The success of the xenophobic and far-right Alternative for Germany party in Sunday’s election for the state legislature in Mecklenburg-Western Pomerania in east Germany is hardly good news to German Chancellor Angela Merkel and the Christian Democrats, nor to Europe and the Greek government. Merkel suffered a mighty defeat in her own constituency, as a reaction, primarily, to her migration policy; Europe is witnessing yet another Le Pen-style party making its presence felt within Germany; while Athens ought to be feeling even greater insecurity now, following clear indications that the tolerance levels of its creditors are dropping considerably.
News stories relating to the ineffective management of the migration crisis have already reached Greece and there might be more bad omens on the way.
There are those estimating that a bailout subtranche of 2.8 billion euros, which is still pending following the first review of the Greek program, will not be dispersed if the Greek side does not implement a series of much-delayed prior actions.
The next Eurogroup meeting will determine whether or not these estimates are correct but for the time being, this conclusion is also based on statements made by EU officials.
There is one issue where the attitude of the country’s lenders and partners is crystal-clear.

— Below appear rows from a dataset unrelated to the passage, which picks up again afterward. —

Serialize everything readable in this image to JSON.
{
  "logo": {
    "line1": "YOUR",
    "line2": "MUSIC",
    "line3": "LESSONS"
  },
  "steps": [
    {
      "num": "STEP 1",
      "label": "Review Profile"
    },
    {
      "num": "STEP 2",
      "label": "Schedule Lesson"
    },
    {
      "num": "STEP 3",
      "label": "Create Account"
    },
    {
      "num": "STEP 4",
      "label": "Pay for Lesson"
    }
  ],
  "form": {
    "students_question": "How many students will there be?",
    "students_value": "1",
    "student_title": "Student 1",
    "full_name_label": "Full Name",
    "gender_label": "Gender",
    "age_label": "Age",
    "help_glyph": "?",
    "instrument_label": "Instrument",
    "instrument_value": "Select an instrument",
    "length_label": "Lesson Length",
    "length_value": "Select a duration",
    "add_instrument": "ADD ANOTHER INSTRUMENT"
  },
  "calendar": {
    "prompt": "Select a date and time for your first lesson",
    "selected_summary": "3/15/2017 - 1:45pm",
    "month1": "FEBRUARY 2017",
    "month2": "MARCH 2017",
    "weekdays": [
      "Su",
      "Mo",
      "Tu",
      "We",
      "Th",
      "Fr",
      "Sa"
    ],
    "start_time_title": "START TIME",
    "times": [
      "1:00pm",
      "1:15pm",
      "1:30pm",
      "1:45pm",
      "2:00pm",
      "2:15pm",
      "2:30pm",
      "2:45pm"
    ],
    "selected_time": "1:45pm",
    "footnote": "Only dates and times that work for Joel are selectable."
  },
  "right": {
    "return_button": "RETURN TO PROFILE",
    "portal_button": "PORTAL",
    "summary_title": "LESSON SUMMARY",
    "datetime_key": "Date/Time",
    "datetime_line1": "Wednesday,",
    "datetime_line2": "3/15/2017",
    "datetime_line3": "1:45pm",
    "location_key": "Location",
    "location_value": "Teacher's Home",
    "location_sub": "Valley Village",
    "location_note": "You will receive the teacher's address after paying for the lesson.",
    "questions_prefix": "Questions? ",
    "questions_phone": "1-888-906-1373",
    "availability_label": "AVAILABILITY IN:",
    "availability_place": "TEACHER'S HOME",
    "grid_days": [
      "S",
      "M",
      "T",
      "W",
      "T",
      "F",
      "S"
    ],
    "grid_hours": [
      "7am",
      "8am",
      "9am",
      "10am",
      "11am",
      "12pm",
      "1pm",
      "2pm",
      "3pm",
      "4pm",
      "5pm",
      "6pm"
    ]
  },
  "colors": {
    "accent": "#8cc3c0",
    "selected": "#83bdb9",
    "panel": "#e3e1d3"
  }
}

This is the case of ELSTAT and the new charges brought against the Greek statistical agency’s former chief, Andreas Georgiou.

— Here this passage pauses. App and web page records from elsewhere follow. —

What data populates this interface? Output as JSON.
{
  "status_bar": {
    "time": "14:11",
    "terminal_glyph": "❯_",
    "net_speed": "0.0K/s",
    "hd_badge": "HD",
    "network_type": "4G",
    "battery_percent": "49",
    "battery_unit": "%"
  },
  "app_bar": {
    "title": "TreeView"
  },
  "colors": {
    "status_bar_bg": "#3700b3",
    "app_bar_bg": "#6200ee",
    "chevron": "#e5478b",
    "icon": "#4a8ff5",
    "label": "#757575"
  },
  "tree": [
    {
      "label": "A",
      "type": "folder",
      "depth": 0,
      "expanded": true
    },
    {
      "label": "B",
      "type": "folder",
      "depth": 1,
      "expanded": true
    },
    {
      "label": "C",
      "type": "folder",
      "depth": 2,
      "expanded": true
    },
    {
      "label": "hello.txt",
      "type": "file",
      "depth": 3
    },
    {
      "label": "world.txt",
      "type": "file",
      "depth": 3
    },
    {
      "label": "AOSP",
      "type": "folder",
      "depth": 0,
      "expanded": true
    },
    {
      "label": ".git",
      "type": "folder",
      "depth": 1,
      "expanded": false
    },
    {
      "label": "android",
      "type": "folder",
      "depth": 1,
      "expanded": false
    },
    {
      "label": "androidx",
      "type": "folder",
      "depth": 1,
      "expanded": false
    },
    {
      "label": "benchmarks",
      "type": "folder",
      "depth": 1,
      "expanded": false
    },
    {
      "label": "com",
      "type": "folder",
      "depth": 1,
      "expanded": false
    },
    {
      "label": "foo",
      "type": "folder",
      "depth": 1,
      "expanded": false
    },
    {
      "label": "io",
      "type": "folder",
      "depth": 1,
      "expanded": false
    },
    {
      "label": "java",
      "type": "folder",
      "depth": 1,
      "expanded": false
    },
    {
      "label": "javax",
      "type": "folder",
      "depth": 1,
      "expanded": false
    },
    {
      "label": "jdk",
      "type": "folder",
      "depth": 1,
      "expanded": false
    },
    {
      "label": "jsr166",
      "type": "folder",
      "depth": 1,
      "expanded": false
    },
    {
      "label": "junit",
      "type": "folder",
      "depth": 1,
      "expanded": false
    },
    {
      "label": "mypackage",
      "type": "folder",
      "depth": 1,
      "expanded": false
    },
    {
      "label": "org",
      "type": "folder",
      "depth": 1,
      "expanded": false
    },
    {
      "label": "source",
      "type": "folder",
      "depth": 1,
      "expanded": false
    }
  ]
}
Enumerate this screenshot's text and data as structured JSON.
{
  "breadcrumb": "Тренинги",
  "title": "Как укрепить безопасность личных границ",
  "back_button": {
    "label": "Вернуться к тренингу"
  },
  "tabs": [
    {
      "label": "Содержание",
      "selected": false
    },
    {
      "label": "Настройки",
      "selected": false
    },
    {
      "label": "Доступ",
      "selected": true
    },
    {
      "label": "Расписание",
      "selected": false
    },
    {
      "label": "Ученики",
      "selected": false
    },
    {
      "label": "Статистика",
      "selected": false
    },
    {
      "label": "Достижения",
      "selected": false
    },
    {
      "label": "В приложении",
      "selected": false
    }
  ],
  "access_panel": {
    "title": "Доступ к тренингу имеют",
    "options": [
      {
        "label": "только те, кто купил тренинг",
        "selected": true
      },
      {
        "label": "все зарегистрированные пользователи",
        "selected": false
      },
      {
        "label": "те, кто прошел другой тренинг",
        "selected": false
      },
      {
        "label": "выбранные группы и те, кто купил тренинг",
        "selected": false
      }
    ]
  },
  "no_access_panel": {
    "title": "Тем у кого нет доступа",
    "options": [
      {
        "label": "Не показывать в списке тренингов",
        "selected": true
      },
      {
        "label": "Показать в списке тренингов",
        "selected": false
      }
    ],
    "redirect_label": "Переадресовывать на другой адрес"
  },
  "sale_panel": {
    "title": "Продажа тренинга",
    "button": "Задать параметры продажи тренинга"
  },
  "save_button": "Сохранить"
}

Clearly the well-publicized and strong reaction by several high-ranking Commission officials forced the government into a tactical retreat.
Following an initial display of bravura by Finance Minister Euclid Tsakalotos, who forwarded a reply, Alternate Finance Minister Giorgos Houliarakis told Parliament that the administration did not question the figures upon which the August 2015 deal – in other words, the so-called third bailout – was based, adding that the government guaranteed and safeguarded the agency’s independent character.

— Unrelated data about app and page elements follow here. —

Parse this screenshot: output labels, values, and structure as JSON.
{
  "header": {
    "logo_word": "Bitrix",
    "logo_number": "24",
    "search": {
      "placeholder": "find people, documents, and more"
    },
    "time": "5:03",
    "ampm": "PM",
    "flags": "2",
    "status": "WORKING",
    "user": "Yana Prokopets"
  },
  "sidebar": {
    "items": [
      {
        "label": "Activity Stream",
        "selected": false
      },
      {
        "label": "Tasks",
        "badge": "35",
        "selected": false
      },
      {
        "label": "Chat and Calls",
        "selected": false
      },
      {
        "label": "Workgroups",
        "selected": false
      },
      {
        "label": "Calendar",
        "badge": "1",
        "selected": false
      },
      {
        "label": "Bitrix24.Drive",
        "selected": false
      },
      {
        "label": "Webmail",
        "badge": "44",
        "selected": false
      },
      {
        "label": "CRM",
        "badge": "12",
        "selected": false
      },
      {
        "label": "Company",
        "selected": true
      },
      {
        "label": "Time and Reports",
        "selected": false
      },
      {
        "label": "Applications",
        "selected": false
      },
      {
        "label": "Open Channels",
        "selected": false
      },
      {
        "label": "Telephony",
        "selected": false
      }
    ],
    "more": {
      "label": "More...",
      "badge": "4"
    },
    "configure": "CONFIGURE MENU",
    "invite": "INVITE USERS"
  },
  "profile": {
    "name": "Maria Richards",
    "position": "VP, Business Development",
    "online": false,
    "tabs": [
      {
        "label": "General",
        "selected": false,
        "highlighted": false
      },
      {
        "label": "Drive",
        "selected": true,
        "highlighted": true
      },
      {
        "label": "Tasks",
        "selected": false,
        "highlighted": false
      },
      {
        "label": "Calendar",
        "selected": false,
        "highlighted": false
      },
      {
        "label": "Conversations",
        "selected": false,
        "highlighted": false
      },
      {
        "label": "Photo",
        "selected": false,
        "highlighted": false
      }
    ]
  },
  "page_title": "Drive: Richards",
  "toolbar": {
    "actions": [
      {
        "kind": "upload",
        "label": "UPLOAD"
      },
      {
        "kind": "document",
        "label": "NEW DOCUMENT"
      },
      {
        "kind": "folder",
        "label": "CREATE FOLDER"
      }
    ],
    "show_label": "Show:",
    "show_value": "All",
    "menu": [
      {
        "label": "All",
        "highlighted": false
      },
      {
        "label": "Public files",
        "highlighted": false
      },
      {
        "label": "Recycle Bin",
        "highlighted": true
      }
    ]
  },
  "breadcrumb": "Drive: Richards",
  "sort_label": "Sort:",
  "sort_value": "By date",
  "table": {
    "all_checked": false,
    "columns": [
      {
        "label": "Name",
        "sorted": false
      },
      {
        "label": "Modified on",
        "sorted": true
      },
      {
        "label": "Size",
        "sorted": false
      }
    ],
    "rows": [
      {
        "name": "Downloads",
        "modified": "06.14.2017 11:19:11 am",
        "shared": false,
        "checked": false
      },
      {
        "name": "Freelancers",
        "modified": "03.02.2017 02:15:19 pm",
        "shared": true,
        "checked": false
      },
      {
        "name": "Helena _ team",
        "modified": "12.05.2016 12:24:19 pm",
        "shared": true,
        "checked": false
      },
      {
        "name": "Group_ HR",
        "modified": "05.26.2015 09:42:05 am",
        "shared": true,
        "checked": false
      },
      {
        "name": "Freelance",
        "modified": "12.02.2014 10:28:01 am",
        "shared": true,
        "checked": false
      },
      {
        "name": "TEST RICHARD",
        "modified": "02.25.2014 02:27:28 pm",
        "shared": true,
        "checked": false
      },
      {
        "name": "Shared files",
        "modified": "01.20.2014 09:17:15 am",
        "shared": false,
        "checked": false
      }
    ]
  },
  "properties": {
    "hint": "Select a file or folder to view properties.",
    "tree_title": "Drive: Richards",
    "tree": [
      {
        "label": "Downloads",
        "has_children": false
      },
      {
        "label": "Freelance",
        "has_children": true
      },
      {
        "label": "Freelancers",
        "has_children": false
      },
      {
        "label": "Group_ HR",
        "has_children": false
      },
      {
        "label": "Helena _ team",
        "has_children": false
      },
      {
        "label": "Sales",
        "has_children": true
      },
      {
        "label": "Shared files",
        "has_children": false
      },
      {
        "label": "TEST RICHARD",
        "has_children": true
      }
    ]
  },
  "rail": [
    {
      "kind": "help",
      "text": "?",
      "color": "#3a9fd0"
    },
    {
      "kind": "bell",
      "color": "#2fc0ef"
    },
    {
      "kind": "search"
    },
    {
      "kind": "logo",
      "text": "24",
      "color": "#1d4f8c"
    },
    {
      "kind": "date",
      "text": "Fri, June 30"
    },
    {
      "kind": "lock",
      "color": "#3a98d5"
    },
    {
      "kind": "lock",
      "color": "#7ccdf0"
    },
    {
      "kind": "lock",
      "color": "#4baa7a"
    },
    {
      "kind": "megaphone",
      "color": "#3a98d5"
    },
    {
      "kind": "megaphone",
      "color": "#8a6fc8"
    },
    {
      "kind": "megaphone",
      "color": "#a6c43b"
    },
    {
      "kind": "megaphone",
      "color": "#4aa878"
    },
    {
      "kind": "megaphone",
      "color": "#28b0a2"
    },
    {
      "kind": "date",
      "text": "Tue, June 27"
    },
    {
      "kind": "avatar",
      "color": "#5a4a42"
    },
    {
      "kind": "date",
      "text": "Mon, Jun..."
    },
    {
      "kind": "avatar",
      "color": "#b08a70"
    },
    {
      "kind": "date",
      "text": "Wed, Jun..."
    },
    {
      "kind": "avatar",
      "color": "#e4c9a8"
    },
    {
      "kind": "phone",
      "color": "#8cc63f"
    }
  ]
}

This new U-turn led to the expected rumbles within the government and certain officials “leaking” that the Houliarakis statement related solely to the figures given for 2015, not those compiled in 2010 for 2009. In other words, they pointed out that the Georgiou case was still open. They forget, however, that to begin with, this is a matter of principle – i.e. a red line – for Europe and the IMF, secondly that the so-called third bailout is essentially a continuation of the first two (there is only one bailout) and, thirdly, that they don’t have the luxury to accept they were wrong to allocate so much money to Greece when, by accepting the Greek statistics, they could have given so much less. Following Sunday’s election result and in view of next year’s general elections in Germany, the creditors’ tolerance levels are diminishing.